**The input:**
● ● ● ● ● ● ●

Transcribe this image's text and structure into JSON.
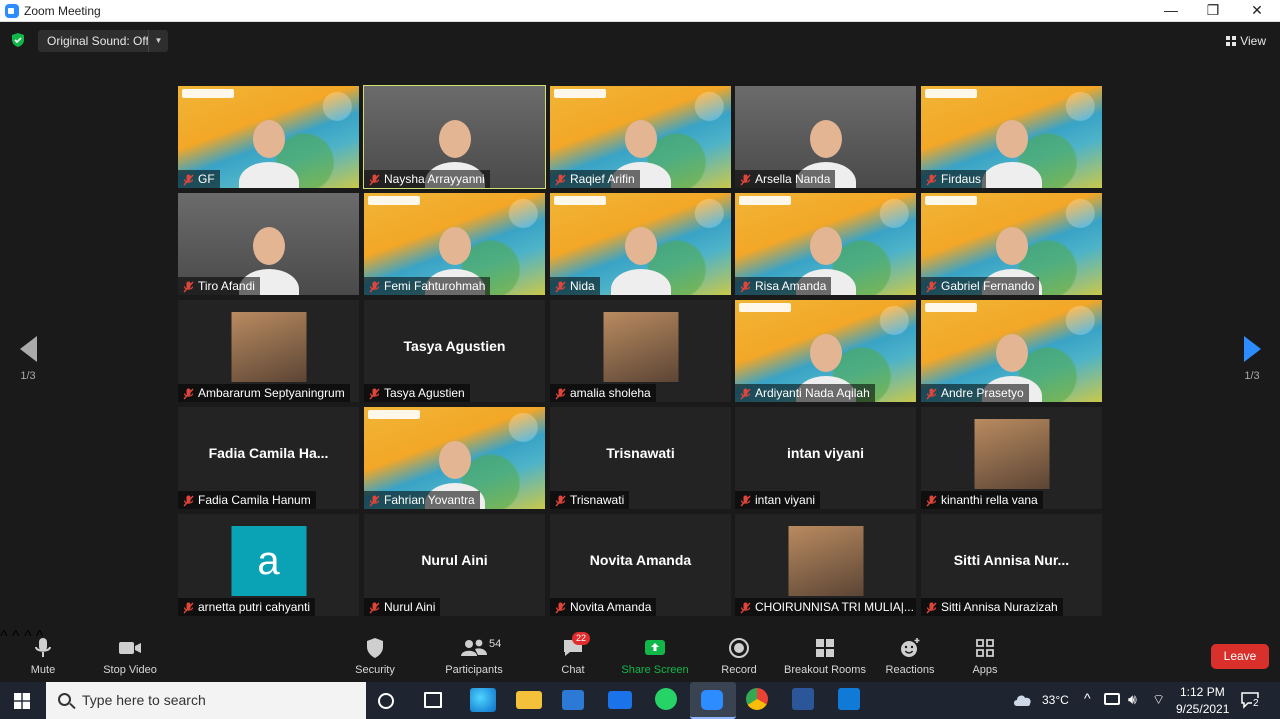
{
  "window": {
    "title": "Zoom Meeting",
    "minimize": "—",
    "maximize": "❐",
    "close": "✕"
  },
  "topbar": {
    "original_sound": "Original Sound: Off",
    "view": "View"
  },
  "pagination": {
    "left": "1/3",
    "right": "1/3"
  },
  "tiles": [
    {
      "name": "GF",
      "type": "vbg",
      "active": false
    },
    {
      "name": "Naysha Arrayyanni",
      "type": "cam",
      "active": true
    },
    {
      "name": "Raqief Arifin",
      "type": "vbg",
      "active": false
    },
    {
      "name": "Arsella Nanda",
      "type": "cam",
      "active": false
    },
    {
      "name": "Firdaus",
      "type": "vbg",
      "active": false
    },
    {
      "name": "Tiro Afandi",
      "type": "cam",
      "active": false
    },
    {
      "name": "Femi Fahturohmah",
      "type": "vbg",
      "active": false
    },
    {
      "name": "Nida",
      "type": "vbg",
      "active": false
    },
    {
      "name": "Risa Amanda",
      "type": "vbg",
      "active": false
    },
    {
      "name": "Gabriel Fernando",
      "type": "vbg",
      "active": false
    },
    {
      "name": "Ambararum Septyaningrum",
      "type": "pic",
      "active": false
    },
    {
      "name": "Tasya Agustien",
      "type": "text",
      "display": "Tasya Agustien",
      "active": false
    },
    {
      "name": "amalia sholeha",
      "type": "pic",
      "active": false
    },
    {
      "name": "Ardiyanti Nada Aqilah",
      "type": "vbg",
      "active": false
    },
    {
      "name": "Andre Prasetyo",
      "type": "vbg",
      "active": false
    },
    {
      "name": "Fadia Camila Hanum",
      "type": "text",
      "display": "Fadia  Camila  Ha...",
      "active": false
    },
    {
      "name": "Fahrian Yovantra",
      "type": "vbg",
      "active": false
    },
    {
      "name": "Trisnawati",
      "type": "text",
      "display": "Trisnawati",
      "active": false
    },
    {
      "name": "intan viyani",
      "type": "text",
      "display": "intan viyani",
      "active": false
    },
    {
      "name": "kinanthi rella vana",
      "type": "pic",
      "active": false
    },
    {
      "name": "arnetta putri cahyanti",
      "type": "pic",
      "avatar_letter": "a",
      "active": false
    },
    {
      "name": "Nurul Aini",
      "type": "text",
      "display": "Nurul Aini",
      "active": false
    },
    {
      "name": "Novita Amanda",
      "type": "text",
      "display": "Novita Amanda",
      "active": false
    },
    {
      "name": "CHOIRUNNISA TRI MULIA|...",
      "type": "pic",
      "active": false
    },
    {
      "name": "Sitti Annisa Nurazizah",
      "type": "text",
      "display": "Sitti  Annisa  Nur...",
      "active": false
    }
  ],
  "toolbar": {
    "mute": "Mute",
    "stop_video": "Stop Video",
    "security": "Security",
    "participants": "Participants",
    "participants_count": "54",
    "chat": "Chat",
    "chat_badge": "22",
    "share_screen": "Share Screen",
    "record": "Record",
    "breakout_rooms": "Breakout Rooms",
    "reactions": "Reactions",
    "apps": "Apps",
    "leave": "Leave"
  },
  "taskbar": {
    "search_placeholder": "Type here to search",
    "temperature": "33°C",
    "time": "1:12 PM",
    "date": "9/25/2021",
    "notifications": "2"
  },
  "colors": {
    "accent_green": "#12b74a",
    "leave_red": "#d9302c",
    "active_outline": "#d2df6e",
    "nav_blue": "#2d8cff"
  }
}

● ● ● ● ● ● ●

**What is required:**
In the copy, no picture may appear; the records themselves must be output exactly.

**Exercise result:**
Transcribe this image's text and structure into JSON.
{
  "window": {
    "title": "Zoom Meeting",
    "minimize": "—",
    "maximize": "❐",
    "close": "✕"
  },
  "topbar": {
    "original_sound": "Original Sound: Off",
    "view": "View"
  },
  "pagination": {
    "left": "1/3",
    "right": "1/3"
  },
  "tiles": [
    {
      "name": "GF",
      "type": "vbg",
      "active": false
    },
    {
      "name": "Naysha Arrayyanni",
      "type": "cam",
      "active": true
    },
    {
      "name": "Raqief Arifin",
      "type": "vbg",
      "active": false
    },
    {
      "name": "Arsella Nanda",
      "type": "cam",
      "active": false
    },
    {
      "name": "Firdaus",
      "type": "vbg",
      "active": false
    },
    {
      "name": "Tiro Afandi",
      "type": "cam",
      "active": false
    },
    {
      "name": "Femi Fahturohmah",
      "type": "vbg",
      "active": false
    },
    {
      "name": "Nida",
      "type": "vbg",
      "active": false
    },
    {
      "name": "Risa Amanda",
      "type": "vbg",
      "active": false
    },
    {
      "name": "Gabriel Fernando",
      "type": "vbg",
      "active": false
    },
    {
      "name": "Ambararum Septyaningrum",
      "type": "pic",
      "active": false
    },
    {
      "name": "Tasya Agustien",
      "type": "text",
      "display": "Tasya Agustien",
      "active": false
    },
    {
      "name": "amalia sholeha",
      "type": "pic",
      "active": false
    },
    {
      "name": "Ardiyanti Nada Aqilah",
      "type": "vbg",
      "active": false
    },
    {
      "name": "Andre Prasetyo",
      "type": "vbg",
      "active": false
    },
    {
      "name": "Fadia Camila Hanum",
      "type": "text",
      "display": "Fadia  Camila  Ha...",
      "active": false
    },
    {
      "name": "Fahrian Yovantra",
      "type": "vbg",
      "active": false
    },
    {
      "name": "Trisnawati",
      "type": "text",
      "display": "Trisnawati",
      "active": false
    },
    {
      "name": "intan viyani",
      "type": "text",
      "display": "intan viyani",
      "active": false
    },
    {
      "name": "kinanthi rella vana",
      "type": "pic",
      "active": false
    },
    {
      "name": "arnetta putri cahyanti",
      "type": "pic",
      "avatar_letter": "a",
      "active": false
    },
    {
      "name": "Nurul Aini",
      "type": "text",
      "display": "Nurul Aini",
      "active": false
    },
    {
      "name": "Novita Amanda",
      "type": "text",
      "display": "Novita Amanda",
      "active": false
    },
    {
      "name": "CHOIRUNNISA TRI MULIA|...",
      "type": "pic",
      "active": false
    },
    {
      "name": "Sitti Annisa Nurazizah",
      "type": "text",
      "display": "Sitti  Annisa  Nur...",
      "active": false
    }
  ],
  "toolbar": {
    "mute": "Mute",
    "stop_video": "Stop Video",
    "security": "Security",
    "participants": "Participants",
    "participants_count": "54",
    "chat": "Chat",
    "chat_badge": "22",
    "share_screen": "Share Screen",
    "record": "Record",
    "breakout_rooms": "Breakout Rooms",
    "reactions": "Reactions",
    "apps": "Apps",
    "leave": "Leave"
  },
  "taskbar": {
    "search_placeholder": "Type here to search",
    "temperature": "33°C",
    "time": "1:12 PM",
    "date": "9/25/2021",
    "notifications": "2"
  },
  "colors": {
    "accent_green": "#12b74a",
    "leave_red": "#d9302c",
    "active_outline": "#d2df6e",
    "nav_blue": "#2d8cff"
  }
}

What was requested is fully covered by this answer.